## Work order
Write every entry out again with no changes, and leave the images behind.

==== Entries shown

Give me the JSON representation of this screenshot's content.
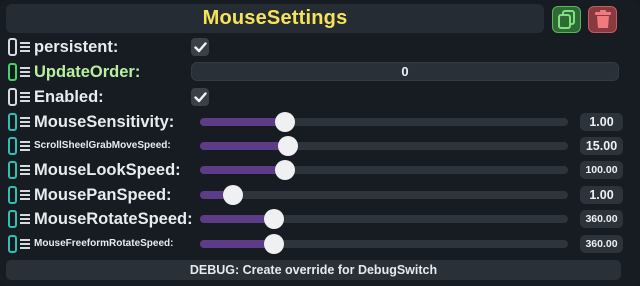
{
  "header": {
    "title": "MouseSettings"
  },
  "header_buttons": {
    "duplicate_icon": "duplicate-icon",
    "delete_icon": "trash-icon"
  },
  "rows": [
    {
      "label": "persistent:",
      "type": "checkbox",
      "checked": true,
      "connector_color": "#d8dce0"
    },
    {
      "label": "UpdateOrder:",
      "type": "number",
      "value": "0",
      "connector_color": "#3fd36a",
      "label_color": "#b8f0a0"
    },
    {
      "label": "Enabled:",
      "type": "checkbox",
      "checked": true,
      "connector_color": "#d8dce0"
    },
    {
      "label": "MouseSensitivity:",
      "type": "slider",
      "value": "1.00",
      "fill": 0.23,
      "connector_color": "#2fbfb5"
    },
    {
      "label": "ScrollSheelGrabMoveSpeed:",
      "type": "slider",
      "value": "15.00",
      "fill": 0.24,
      "connector_color": "#2fbfb5"
    },
    {
      "label": "MouseLookSpeed:",
      "type": "slider",
      "value": "100.00",
      "fill": 0.23,
      "connector_color": "#2fbfb5"
    },
    {
      "label": "MousePanSpeed:",
      "type": "slider",
      "value": "1.00",
      "fill": 0.09,
      "connector_color": "#2fbfb5"
    },
    {
      "label": "MouseRotateSpeed:",
      "type": "slider",
      "value": "360.00",
      "fill": 0.2,
      "connector_color": "#2fbfb5"
    },
    {
      "label": "MouseFreeformRotateSpeed:",
      "type": "slider",
      "value": "360.00",
      "fill": 0.2,
      "connector_color": "#2fbfb5"
    }
  ],
  "footer": {
    "label": "DEBUG: Create override for DebugSwitch"
  },
  "colors": {
    "accent_title": "#f5e45a",
    "slider_fill": "#5c3c86",
    "duplicate_button": "#2f6a34",
    "delete_button": "#8a3a3e"
  }
}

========

## Response to the task
Give me the JSON representation of this screenshot's content.
{
  "header": {
    "title": "MouseSettings"
  },
  "header_buttons": {
    "duplicate_icon": "duplicate-icon",
    "delete_icon": "trash-icon"
  },
  "rows": [
    {
      "label": "persistent:",
      "type": "checkbox",
      "checked": true,
      "connector_color": "#d8dce0"
    },
    {
      "label": "UpdateOrder:",
      "type": "number",
      "value": "0",
      "connector_color": "#3fd36a",
      "label_color": "#b8f0a0"
    },
    {
      "label": "Enabled:",
      "type": "checkbox",
      "checked": true,
      "connector_color": "#d8dce0"
    },
    {
      "label": "MouseSensitivity:",
      "type": "slider",
      "value": "1.00",
      "fill": 0.23,
      "connector_color": "#2fbfb5"
    },
    {
      "label": "ScrollSheelGrabMoveSpeed:",
      "type": "slider",
      "value": "15.00",
      "fill": 0.24,
      "connector_color": "#2fbfb5"
    },
    {
      "label": "MouseLookSpeed:",
      "type": "slider",
      "value": "100.00",
      "fill": 0.23,
      "connector_color": "#2fbfb5"
    },
    {
      "label": "MousePanSpeed:",
      "type": "slider",
      "value": "1.00",
      "fill": 0.09,
      "connector_color": "#2fbfb5"
    },
    {
      "label": "MouseRotateSpeed:",
      "type": "slider",
      "value": "360.00",
      "fill": 0.2,
      "connector_color": "#2fbfb5"
    },
    {
      "label": "MouseFreeformRotateSpeed:",
      "type": "slider",
      "value": "360.00",
      "fill": 0.2,
      "connector_color": "#2fbfb5"
    }
  ],
  "footer": {
    "label": "DEBUG: Create override for DebugSwitch"
  },
  "colors": {
    "accent_title": "#f5e45a",
    "slider_fill": "#5c3c86",
    "duplicate_button": "#2f6a34",
    "delete_button": "#8a3a3e"
  }
}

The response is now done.